Wednesday, April 1, 2015

World's automakers unveil their latest ideas for hastening climate change

Instead of showing a production model of the next-generation Prius hybrid, Toyota unveiled the Mirai fuel-cell sedan at the New York International Auto Show press preview today. Only 3,000 will be available in the U.S. from the last quarter of this year through 2017, a spokeswoman said.

The interior and exterior of the Mirai are underwhelming -- too reminiscent of the Camry. The electric-drive sedan will have a range of 300 miles on a fill-up of hydrogen.


Only a small fraction of the hundreds of vehicles on display at the New York International Auto Show in Manhattan can be considered environmentally friendly.

At today's press preview in the Javits Center, I saw a handful of purely electric cars, maybe a dozen gas-electric hybrids and Toyota's hydrogen fuel-cell vehicle, which is going on sale later this year in very limited numbers.

After all, the show is produced by the Greater New York Automobile Dealers Association, not the Environmental Protection Agency.

At the opening press breakfast this morning, dealer association President Mark Schienberg emphasized that performance is the leading factor driving new-car sales -- followed by technology and fuel efficiency.

In other words, don't look for a great many new products later this year and in 2016 that are aimed at slowing climate change.

The show opens to the public on Friday.

The Toyota Mirai's electric motor (rated at 153 horsepower), fuel cells and hydrogen tank, front to rear. The midsize, four-passenger Mirai will have an MSRP of $57,500.

The Ford Focus Electric.

Volkswagen's all-electric e-Golf.

Mitsubishi's all-electric, hard-to-pronounce i-MiEV.

The low-slung BMW i8 plug-in hybrid sports car has an MSRP of $137,450, but that doesn't include treatments from a chiropractor.

The new Ford GT, reminiscent of the race car that won Le Mans from 1966 to 1969, is going on sale next year.

Mazda's new MX-5 Miata.

Lincoln unveiled a limousine-like Continental Concept, which is expected to be produced for the 2017 model year. The announcer said the car will have soft-closing doors, which reminded be of the Toto toilet seat.
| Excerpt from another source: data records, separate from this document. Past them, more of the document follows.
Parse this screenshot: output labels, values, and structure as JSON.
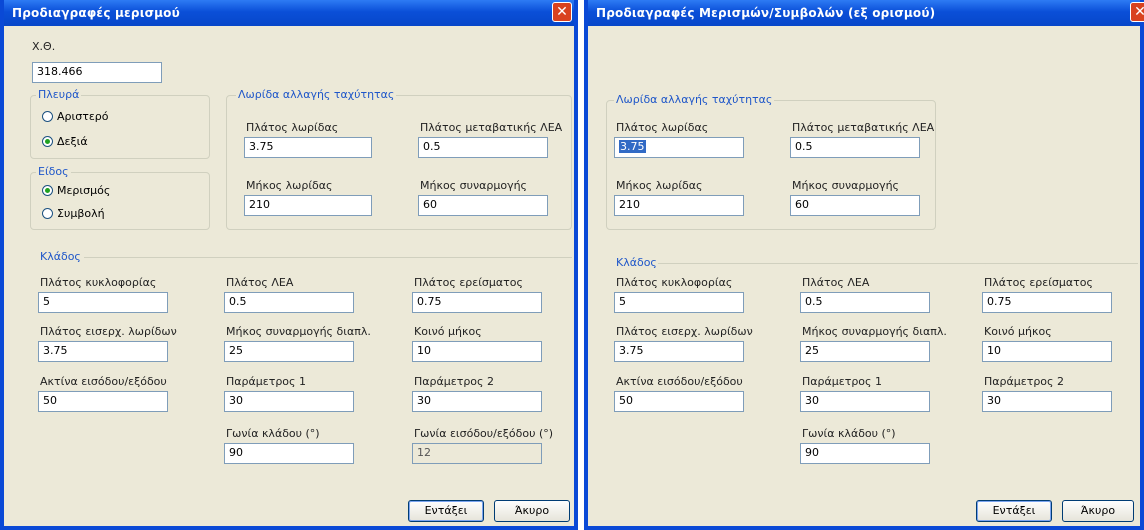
{
  "dialog1": {
    "title": "Προδιαγραφές μερισμού",
    "close_glyph": "✕",
    "chainage_label": "Χ.Θ.",
    "chainage_value": "318.466",
    "side_group": "Πλευρά",
    "side_left": "Αριστερό",
    "side_right": "Δεξιά",
    "type_group": "Είδος",
    "type_split": "Μερισμός",
    "type_merge": "Συμβολή",
    "speed_group": "Λωρίδα αλλαγής ταχύτητας",
    "lane_width_label": "Πλάτος λωρίδας",
    "lane_width_value": "3.75",
    "transition_width_label": "Πλάτος μεταβατικής ΛΕΑ",
    "transition_width_value": "0.5",
    "lane_length_label": "Μήκος λωρίδας",
    "lane_length_value": "210",
    "taper_length_label": "Μήκος συναρμογής",
    "taper_length_value": "60",
    "branch_group": "Κλάδος",
    "traffic_width_label": "Πλάτος κυκλοφορίας",
    "traffic_width_value": "5",
    "shoulder_width_label": "Πλάτος ΛΕΑ",
    "shoulder_width_value": "0.5",
    "support_width_label": "Πλάτος ερείσματος",
    "support_width_value": "0.75",
    "entry_width_label": "Πλάτος εισερχ. λωρίδων",
    "entry_width_value": "3.75",
    "branch_taper_label": "Μήκος συναρμογής διαπλ.",
    "branch_taper_value": "25",
    "common_length_label": "Κοινό μήκος",
    "common_length_value": "10",
    "radius_label": "Ακτίνα εισόδου/εξόδου",
    "radius_value": "50",
    "param1_label": "Παράμετρος 1",
    "param1_value": "30",
    "param2_label": "Παράμετρος 2",
    "param2_value": "30",
    "branch_angle_label": "Γωνία κλάδου (°)",
    "branch_angle_value": "90",
    "entry_angle_label": "Γωνία εισόδου/εξόδου (°)",
    "entry_angle_value": "12",
    "ok": "Εντάξει",
    "cancel": "Άκυρο"
  },
  "dialog2": {
    "title": "Προδιαγραφές Μερισμών/Συμβολών (εξ ορισμού)",
    "close_glyph": "✕",
    "speed_group": "Λωρίδα αλλαγής ταχύτητας",
    "lane_width_label": "Πλάτος λωρίδας",
    "lane_width_value": "3.75",
    "transition_width_label": "Πλάτος μεταβατικής ΛΕΑ",
    "transition_width_value": "0.5",
    "lane_length_label": "Μήκος λωρίδας",
    "lane_length_value": "210",
    "taper_length_label": "Μήκος συναρμογής",
    "taper_length_value": "60",
    "branch_group": "Κλάδος",
    "traffic_width_label": "Πλάτος κυκλοφορίας",
    "traffic_width_value": "5",
    "shoulder_width_label": "Πλάτος ΛΕΑ",
    "shoulder_width_value": "0.5",
    "support_width_label": "Πλάτος ερείσματος",
    "support_width_value": "0.75",
    "entry_width_label": "Πλάτος εισερχ. λωρίδων",
    "entry_width_value": "3.75",
    "branch_taper_label": "Μήκος συναρμογής διαπλ.",
    "branch_taper_value": "25",
    "common_length_label": "Κοινό μήκος",
    "common_length_value": "10",
    "radius_label": "Ακτίνα εισόδου/εξόδου",
    "radius_value": "50",
    "param1_label": "Παράμετρος 1",
    "param1_value": "30",
    "param2_label": "Παράμετρος 2",
    "param2_value": "30",
    "branch_angle_label": "Γωνία κλάδου (°)",
    "branch_angle_value": "90",
    "ok": "Εντάξει",
    "cancel": "Άκυρο"
  }
}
Automobile writers packed one of the first press conferences of the day, for the 2016 Chevrolet Malibu, which is being billed as finally competitive with the Toyota Camry and Honda Accord in the scrappy midsize-sedan segment. A gas-electric hybrid version also will be available.
Platters of fruit and cheese were typical of the fare offered to members of the automotive media at the 115th edition of the New York International Auto Show. Subaru gave out box lunches with vegetable or turkey wraps. Espresso bars were common, but Porsche restricted its lounge to invitees holding a black card. In general, the automakers seem to be cutting back on food service compared to last year's press preview.